To predict the properties of a population on the basis of a sample, it is necessary to know something about the population s expected distribution around its central value. The distribution of a population can be represented by plotting the frequency of occurrence of individual values as a function of the values themselves. Such plots are called prohahility distrihutions. Unfortunately, we are rarely able to calculate the exact probability distribution for a chemical system. In fact, the probability distribution can take any shape, depending on the nature of the chemical system being investigated. Fortunately many chemical systems display one of several common probability distributions. Two of these distributions, the binomial distribution and the normal distribution, are discussed next. [c.71]

According to the Nyquist theorem, to determine a periodic signal s true frequency, we must sample the signal at a rate that is at least twice its frequency (Figure 7.3b) that is, the signal must be sampled at least twice during a single cycle or period. When samples are collected at an interval of At, the highest frequency that can be accurately monitored has a frequency of (2 At) k For example, if samples are collected every hour, the highest frequency that we can monitor is 0.5 h k or a periodic cycle lasting 2 h. A signal with a cycling period of less than 2 h (a frequency of more than 0.5 h k cannot be monitored. Ideally, the sampling frequency should be at least three to four times that of the highest frequency signal of interest. Thus, if an hourly periodic cycle is of interest, samples should be collected at least every 15-20 min. [c.184]

The next step in the Fourier imaging procedure is to encode some property of the spins as to the location in the selected plane. Spins could easily be encoded as to their x position by applying a gradient G after the r-f pulse and during the acquisition of the FID. The difficulty is in encoding the spins with information as to theirjy location. This is accompHshed by encoding the phase of the precessing spin packets withjy position (see Fig. 3). Phase encoding is accompHshed by turning on a gradient in thejy direction immediately after the sHce selection gradient is turned off and before the frequency-encoding gradient is turned on. The spins in the excited plane now precess at a frequency dependent on thejy position. After a period of time T the gradient is turned off and the spins have acquired a phase 7T equal to [c.55]

See pages that mention the term

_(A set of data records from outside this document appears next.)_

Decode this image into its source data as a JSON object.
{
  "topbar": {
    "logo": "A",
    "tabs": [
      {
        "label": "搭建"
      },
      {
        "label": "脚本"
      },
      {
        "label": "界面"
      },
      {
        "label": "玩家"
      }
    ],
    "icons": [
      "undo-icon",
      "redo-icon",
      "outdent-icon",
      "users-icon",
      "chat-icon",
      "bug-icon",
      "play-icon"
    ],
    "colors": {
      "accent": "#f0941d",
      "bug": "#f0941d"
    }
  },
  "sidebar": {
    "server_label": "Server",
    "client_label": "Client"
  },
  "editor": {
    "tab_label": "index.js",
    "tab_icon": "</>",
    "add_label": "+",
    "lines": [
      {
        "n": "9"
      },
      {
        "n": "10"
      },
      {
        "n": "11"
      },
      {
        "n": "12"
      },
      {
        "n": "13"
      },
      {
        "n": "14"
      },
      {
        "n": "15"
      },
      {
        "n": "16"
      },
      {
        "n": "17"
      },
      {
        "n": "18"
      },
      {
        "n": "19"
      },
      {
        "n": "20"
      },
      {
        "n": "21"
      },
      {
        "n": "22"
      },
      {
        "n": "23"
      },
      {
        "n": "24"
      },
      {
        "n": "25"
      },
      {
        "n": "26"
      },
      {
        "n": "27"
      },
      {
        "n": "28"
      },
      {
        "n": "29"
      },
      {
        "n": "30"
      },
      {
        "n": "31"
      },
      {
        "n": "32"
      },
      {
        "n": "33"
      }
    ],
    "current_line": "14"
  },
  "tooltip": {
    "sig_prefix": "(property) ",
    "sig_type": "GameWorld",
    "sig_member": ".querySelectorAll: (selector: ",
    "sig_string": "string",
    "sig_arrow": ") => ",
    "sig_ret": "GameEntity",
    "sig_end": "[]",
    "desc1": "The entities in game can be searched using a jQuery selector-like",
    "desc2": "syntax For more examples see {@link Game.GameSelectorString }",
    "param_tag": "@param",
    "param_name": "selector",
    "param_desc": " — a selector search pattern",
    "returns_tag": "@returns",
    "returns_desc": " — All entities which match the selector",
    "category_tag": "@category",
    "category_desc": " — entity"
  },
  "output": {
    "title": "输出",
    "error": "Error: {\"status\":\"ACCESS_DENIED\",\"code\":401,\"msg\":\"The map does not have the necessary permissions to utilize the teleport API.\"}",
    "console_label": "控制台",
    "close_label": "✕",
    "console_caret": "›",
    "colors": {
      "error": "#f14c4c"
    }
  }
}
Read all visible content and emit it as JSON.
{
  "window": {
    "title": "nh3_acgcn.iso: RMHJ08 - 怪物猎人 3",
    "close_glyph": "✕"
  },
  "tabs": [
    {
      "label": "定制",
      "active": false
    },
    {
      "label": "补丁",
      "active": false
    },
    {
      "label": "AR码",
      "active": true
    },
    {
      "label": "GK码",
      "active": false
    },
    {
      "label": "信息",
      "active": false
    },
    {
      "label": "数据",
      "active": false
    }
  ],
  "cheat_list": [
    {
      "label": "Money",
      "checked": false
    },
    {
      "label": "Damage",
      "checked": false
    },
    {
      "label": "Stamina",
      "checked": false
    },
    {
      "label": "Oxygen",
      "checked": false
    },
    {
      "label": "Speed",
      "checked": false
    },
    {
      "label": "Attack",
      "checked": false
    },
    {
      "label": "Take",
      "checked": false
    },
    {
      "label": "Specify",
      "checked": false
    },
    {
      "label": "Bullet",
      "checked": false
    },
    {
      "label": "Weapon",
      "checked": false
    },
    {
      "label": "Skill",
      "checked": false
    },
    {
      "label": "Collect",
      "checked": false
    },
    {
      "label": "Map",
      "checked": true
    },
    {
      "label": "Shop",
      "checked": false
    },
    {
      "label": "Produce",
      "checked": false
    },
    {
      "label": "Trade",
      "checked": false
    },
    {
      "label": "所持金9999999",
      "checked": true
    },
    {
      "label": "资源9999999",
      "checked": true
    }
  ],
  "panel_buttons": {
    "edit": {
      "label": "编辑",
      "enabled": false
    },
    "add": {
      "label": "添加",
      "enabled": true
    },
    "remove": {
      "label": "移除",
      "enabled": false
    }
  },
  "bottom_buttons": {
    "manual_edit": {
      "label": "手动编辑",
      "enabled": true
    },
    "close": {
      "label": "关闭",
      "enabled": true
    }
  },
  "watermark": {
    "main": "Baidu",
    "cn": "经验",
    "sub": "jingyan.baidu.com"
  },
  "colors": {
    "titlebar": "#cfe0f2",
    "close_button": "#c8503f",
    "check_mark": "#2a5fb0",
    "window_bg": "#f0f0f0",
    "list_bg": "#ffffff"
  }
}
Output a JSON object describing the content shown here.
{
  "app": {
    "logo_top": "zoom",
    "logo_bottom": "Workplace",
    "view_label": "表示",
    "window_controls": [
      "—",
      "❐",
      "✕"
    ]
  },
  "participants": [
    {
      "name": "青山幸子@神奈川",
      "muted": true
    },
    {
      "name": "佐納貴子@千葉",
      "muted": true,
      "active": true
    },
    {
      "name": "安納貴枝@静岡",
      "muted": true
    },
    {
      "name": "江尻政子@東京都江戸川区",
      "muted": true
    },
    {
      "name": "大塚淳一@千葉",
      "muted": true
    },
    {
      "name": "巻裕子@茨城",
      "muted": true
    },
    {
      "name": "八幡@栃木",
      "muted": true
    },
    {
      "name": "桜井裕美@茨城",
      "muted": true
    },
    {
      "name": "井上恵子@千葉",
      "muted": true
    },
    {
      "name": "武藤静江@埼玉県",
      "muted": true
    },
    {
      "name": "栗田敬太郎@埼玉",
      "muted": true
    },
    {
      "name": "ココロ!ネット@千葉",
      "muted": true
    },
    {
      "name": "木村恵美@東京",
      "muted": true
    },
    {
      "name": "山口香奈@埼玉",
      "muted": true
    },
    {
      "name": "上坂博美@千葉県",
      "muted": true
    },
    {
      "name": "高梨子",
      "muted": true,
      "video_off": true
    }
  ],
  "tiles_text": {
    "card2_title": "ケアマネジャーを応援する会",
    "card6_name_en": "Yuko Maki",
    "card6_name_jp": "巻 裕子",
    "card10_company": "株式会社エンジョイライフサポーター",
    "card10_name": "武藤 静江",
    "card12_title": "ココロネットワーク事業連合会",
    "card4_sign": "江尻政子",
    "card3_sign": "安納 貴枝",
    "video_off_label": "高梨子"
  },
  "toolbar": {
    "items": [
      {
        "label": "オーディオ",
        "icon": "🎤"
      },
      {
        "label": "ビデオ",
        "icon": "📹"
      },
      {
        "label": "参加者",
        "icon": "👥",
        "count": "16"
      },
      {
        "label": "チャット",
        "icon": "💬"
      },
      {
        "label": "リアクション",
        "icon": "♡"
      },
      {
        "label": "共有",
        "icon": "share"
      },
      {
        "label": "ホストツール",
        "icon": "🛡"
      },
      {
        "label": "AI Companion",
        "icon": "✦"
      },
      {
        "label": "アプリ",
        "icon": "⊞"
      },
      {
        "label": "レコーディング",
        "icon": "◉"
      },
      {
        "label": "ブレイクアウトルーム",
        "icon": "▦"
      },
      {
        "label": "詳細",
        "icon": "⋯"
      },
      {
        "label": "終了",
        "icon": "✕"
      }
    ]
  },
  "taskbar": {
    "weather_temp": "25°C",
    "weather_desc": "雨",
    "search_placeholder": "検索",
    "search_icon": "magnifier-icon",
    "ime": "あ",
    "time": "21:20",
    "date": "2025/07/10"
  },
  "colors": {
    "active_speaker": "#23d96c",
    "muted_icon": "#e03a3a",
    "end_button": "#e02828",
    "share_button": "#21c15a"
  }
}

**Nyquist frequency**:

**[c.1167] [c.292] [c.216] [c.908] [c.620] [c.226] [c.1027] [c.1209] [c.1295] [c.1509] [c.3028] [c.499] [c.124] [c.65] [c.92] [c.195] [c.53]**

Advanced control engineering (2001) -- [ c.200 ]